Pinot Noir is the most seductive of all grapes. It’s wine brings forth rich fruit perfume and clear flavours.
The name comes from the French words for “pine” and “black” alluding to the tight cone like clusters of grapes on the vine.
This is the famous red Burgundy grape, its best examples are from the Côte d’Or which include Côte de Nuits and Côte de Beaune. Pinot Noir has also proved successful in Oregon, California and New Zealand, with some other warmer climate new world regions producing a more jammy baked style.
Pinot Noir is rarely blended only in Champagne (along with Pinot Meunier and Chardonnay). As it is sweeter and less tannic than Cabernet and has a richer texture, Pinot Noir can be enjoyed at a far younger age.
Pinot Noir the toughest grape to grow and vinify. It has delicate thin skin making it susceptible to rot and mildew in the vineyards and is sensitive to fermentation methods and yeast strains in the winery, however when successful these delicate cool climate Burgundian grapes can produce such elegance and extraordinary silkiness in the wine with predominantly lush red fruit character – raspberries, strawberries, cherries, cranberries and roses with occasional hints of sandalwood, incense and exotic spices. When aged, the wine will develop extraordinary complexity and exude such finesse with a range of rich, savoury, gamey, mushroom, farmyard flavours.
Especially those from the more northerly region of Côte de Nuits.
Famous examples from this region include: Gevrey-Chambertin, Chambolle-Musigny, Vosne-Romanée and Nuits St. George. Lighter Beaune styles include: Pommard, Volnay and Santenay.
Pinot Noir gained notoriety in the 2004 cult movie “Sideways” which brought about a huge demand for this variety and sent Pinot Noir sales through the roof which in turn led to a lot of media attention and write ups, such as:
It’s flavors are sensuous, often erotic, above rational discourse and beyond powers of measured criticism.
– Oz Clarke
Pinot Noir is a righteous grape, chock full of incredible texture and hedonistic pleasures; it is sex in a glass, so seductive that it is hard to say no to.
– Master Sommelier Madeline Triffon
Here are some quick food matches for each main Pinot Noir region/style:
Burgundy- Côte D’Or
Côte de Nuits: these wines are more substantial and tannic than Beaune and can take on big flavours of game such as pigeon and venison. Côte de Beaune: lighter style and better suited to milder game such as pheasant, rabbit. Classic dishes such as beef Bourgiugnon and vegetarian mushroom based dishes would go equally as well with classic Burgundy styles.
Côte Chalonnaise & Macon:

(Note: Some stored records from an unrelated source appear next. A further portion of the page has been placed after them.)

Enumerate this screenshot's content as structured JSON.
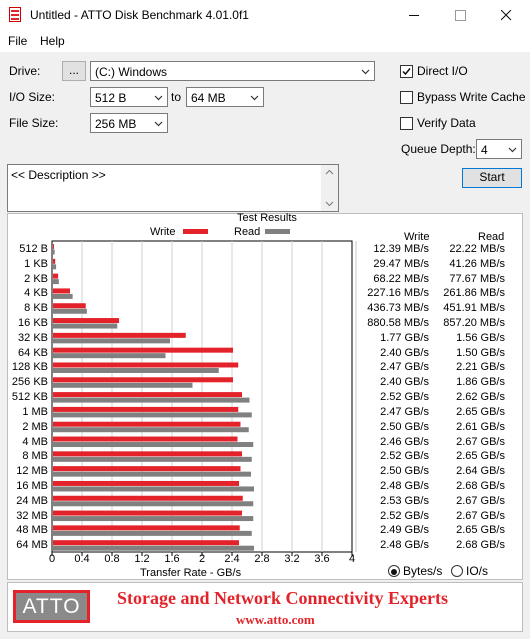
{
  "window": {
    "title": "Untitled - ATTO Disk Benchmark 4.01.0f1"
  },
  "menu": {
    "items": [
      "File",
      "Help"
    ]
  },
  "controls": {
    "drive_label": "Drive:",
    "browse_label": "...",
    "drive_value": "(C:) Windows",
    "io_size_label": "I/O Size:",
    "io_min": "512 B",
    "io_to": "to",
    "io_max": "64 MB",
    "file_size_label": "File Size:",
    "file_size": "256 MB",
    "direct_io_label": "Direct I/O",
    "direct_io_checked": true,
    "bypass_cache_label": "Bypass Write Cache",
    "bypass_cache_checked": false,
    "verify_label": "Verify Data",
    "verify_checked": false,
    "queue_depth_label": "Queue Depth:",
    "queue_depth": "4",
    "start_label": "Start",
    "description": "<< Description >>"
  },
  "results": {
    "title": "Test Results",
    "legend_write": "Write",
    "legend_read": "Read",
    "col_write": "Write",
    "col_read": "Read",
    "write_text": [
      "12.39 MB/s",
      "29.47 MB/s",
      "68.22 MB/s",
      "227.16 MB/s",
      "436.73 MB/s",
      "880.58 MB/s",
      "1.77 GB/s",
      "2.40 GB/s",
      "2.47 GB/s",
      "2.40 GB/s",
      "2.52 GB/s",
      "2.47 GB/s",
      "2.50 GB/s",
      "2.46 GB/s",
      "2.52 GB/s",
      "2.50 GB/s",
      "2.48 GB/s",
      "2.53 GB/s",
      "2.52 GB/s",
      "2.49 GB/s",
      "2.48 GB/s"
    ],
    "read_text": [
      "22.22 MB/s",
      "41.26 MB/s",
      "77.67 MB/s",
      "261.86 MB/s",
      "451.91 MB/s",
      "857.20 MB/s",
      "1.56 GB/s",
      "1.50 GB/s",
      "2.21 GB/s",
      "1.86 GB/s",
      "2.62 GB/s",
      "2.65 GB/s",
      "2.61 GB/s",
      "2.67 GB/s",
      "2.65 GB/s",
      "2.64 GB/s",
      "2.68 GB/s",
      "2.67 GB/s",
      "2.67 GB/s",
      "2.65 GB/s",
      "2.68 GB/s"
    ]
  },
  "chart_data": {
    "type": "bar",
    "orientation": "horizontal",
    "categories": [
      "512 B",
      "1 KB",
      "2 KB",
      "4 KB",
      "8 KB",
      "16 KB",
      "32 KB",
      "64 KB",
      "128 KB",
      "256 KB",
      "512 KB",
      "1 MB",
      "2 MB",
      "4 MB",
      "8 MB",
      "12 MB",
      "16 MB",
      "24 MB",
      "32 MB",
      "48 MB",
      "64 MB"
    ],
    "series": [
      {
        "name": "Write",
        "color": "#e32229",
        "values": [
          0.01239,
          0.02947,
          0.06822,
          0.22716,
          0.43673,
          0.88058,
          1.77,
          2.4,
          2.47,
          2.4,
          2.52,
          2.47,
          2.5,
          2.46,
          2.52,
          2.5,
          2.48,
          2.53,
          2.52,
          2.49,
          2.48
        ]
      },
      {
        "name": "Read",
        "color": "#808080",
        "values": [
          0.02222,
          0.04126,
          0.07767,
          0.26186,
          0.45191,
          0.8572,
          1.56,
          1.5,
          2.21,
          1.86,
          2.62,
          2.65,
          2.61,
          2.67,
          2.65,
          2.64,
          2.68,
          2.67,
          2.67,
          2.65,
          2.68
        ]
      }
    ],
    "xlabel": "Transfer Rate - GB/s",
    "xlim": [
      0,
      4
    ],
    "xticks": [
      "0",
      "0.4",
      "0.8",
      "1.2",
      "1.6",
      "2",
      "2.4",
      "2.8",
      "3.2",
      "3.6",
      "4"
    ],
    "grid": true
  },
  "units": {
    "bytes_label": "Bytes/s",
    "io_label": "IO/s",
    "selected": "bytes"
  },
  "banner": {
    "logo": "ATTO",
    "tagline": "Storage and Network Connectivity Experts",
    "website": "www.atto.com"
  }
}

These wines echo the style of Côte de Nuits but are less deep, complex and long lived with more earthiness than silkiness. Food match- game, casseroles ( beef, chicken in red wine and pork).

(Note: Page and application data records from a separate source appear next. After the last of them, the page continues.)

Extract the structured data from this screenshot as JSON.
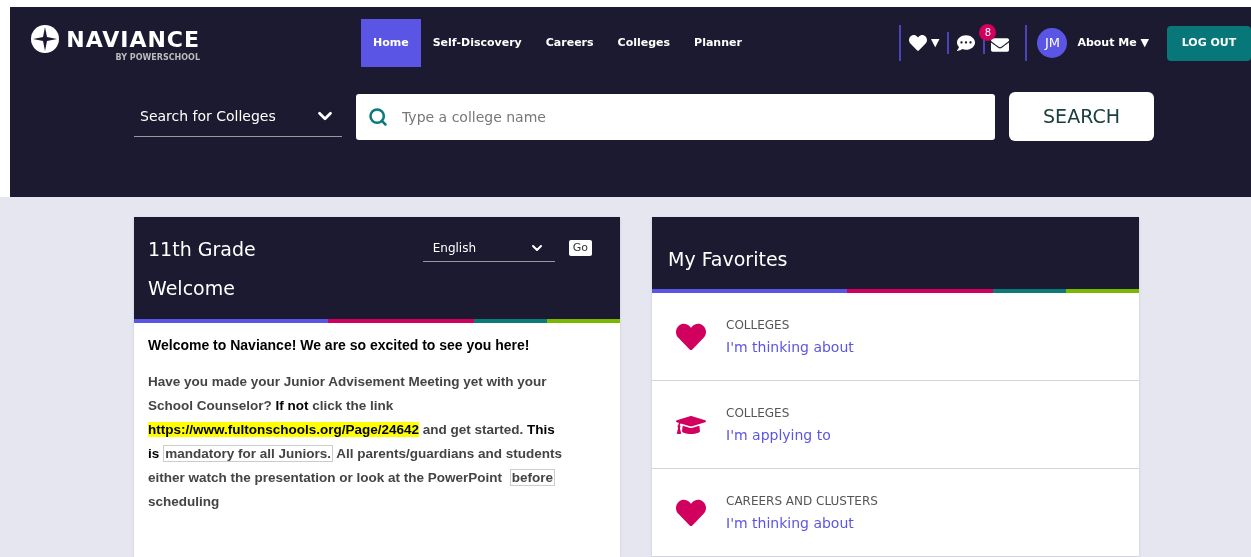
{
  "brand": {
    "name": "NAVIANCE",
    "sub": "BY POWERSCHOOL"
  },
  "nav": [
    {
      "label": "Home",
      "selected": true
    },
    {
      "label": "Self-Discovery",
      "selected": false
    },
    {
      "label": "Careers",
      "selected": false
    },
    {
      "label": "Colleges",
      "selected": false
    },
    {
      "label": "Planner",
      "selected": false
    }
  ],
  "toolbar": {
    "favorites_caret": "▼",
    "mail_badge": "8",
    "avatar": "JM",
    "user_menu": "About Me",
    "user_caret": "▼",
    "logout": "LOG OUT"
  },
  "search": {
    "scope": "Search for Colleges",
    "placeholder": "Type a college name",
    "button": "SEARCH"
  },
  "welcome_card": {
    "title_lines": [
      "11th Grade",
      "Welcome"
    ],
    "language": "English",
    "go": "Go",
    "heading": "Welcome to Naviance! We are so excited to see you here!",
    "paragraph": [
      {
        "kind": "plain",
        "text": "Have you made your Junior Advisement Meeting yet with your School Counselor? "
      },
      {
        "kind": "bold",
        "text": "If not"
      },
      {
        "kind": "plain",
        "text": " click the link "
      },
      {
        "kind": "link",
        "text": "https://www.fultonschools.org/Page/24642"
      },
      {
        "kind": "plain",
        "text": " and get started. "
      },
      {
        "kind": "bold",
        "text": "This is"
      },
      {
        "kind": "boxed",
        "text": "mandatory for all Juniors."
      },
      {
        "kind": "plain",
        "text": " All parents/guardians and students either watch the presentation or look at the PowerPoint "
      },
      {
        "kind": "boxed",
        "text": "before"
      },
      {
        "kind": "plain",
        "text": " scheduling"
      }
    ]
  },
  "favorites_card": {
    "title": "My Favorites",
    "items": [
      {
        "kind": "heart",
        "category": "COLLEGES",
        "link": "I'm thinking about"
      },
      {
        "kind": "cap",
        "category": "COLLEGES",
        "link": "I'm applying to"
      },
      {
        "kind": "heart",
        "category": "CAREERS AND CLUSTERS",
        "link": "I'm thinking about"
      }
    ]
  }
}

Alsace & Sancerre:
Northern French regions produce Pinots that are light, strawberry ish and far removed from the gaminess of Côte d’Or. These make lovely summer wines and pair well with fish such as red mullet and salmon.
California: Producing delicious, complex Pinot Noir with lush raspberry fruit and French oak these wines match well with duck, turkey, ham and ‘meaty’ fish. While Oregon, once hyped as the new worlds Côte d’Or produces Pinots similar in style to burgundy and so pair excellently with game.
Australia’s Pinot Noir can be elegant and supple but lack complexity making them a very versatile food match similar to California.
New Zealand’s cooler climate produce fine Pinot Noir with penetrating dark fruit. Food match- game, duck with lighter styles pairing well with fish.
South Africa are beginning to produce wines similar in style to Burgundy with good complexity. Food match – game.
Chile: Pinot Noir is in my opinion so much bang for you buck, tonnes of flavour perfect all rounder fruit forward style that goes well with fish, ham and pork.
In Germany Pinot Noir (Spätburgunder) usually makes light, sweetish reds which pair well charcuterie and even Chinese dishes and other Asian cuisine. However Baden in the south produce exceptional, oak aged, French style Pinot. Similar to wines from Austria where Pinot Noir is called Blauburgunder. Both best matched with game or duck.
Switzerland: these Pinots are often blended with Gamay (Beaujolais grape) and give light simpler wines best matched with light charcuterie.